**App and web page records:**

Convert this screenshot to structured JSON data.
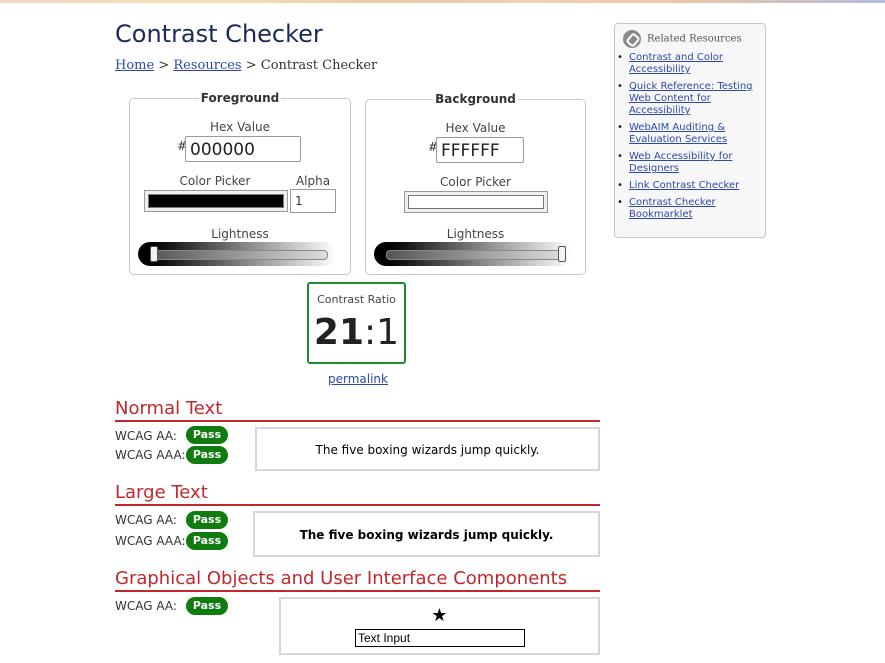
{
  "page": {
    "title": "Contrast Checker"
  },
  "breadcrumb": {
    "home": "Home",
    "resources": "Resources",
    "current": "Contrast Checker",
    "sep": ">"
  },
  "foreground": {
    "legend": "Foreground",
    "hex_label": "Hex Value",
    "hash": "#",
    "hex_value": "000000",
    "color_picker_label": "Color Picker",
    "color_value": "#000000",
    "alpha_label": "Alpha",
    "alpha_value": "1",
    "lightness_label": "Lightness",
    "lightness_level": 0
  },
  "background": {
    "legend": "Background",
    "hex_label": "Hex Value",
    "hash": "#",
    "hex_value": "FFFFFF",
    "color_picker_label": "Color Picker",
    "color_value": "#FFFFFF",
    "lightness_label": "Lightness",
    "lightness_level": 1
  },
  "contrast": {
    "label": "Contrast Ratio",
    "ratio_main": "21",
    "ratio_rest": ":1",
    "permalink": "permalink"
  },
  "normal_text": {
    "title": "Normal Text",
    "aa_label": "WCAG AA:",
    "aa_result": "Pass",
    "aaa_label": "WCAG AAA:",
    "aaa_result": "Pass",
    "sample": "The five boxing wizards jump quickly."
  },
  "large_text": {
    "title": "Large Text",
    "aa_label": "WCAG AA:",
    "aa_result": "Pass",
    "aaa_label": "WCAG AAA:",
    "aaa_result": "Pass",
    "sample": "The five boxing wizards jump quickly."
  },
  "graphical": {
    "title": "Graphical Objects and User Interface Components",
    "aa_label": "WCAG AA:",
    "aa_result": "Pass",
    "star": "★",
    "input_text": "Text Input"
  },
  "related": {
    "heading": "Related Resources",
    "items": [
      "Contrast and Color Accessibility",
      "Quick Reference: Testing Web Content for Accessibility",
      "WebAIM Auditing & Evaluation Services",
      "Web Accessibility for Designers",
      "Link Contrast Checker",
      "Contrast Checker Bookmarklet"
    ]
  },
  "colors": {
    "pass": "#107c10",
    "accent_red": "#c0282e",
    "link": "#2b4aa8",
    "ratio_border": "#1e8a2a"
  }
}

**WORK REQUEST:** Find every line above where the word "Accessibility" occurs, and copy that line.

**ANSWER TO THIS PROBLEM:**
      "Contrast and Color Accessibility",
      "Quick Reference: Testing Web Content for Accessibility",
      "Web Accessibility for Designers",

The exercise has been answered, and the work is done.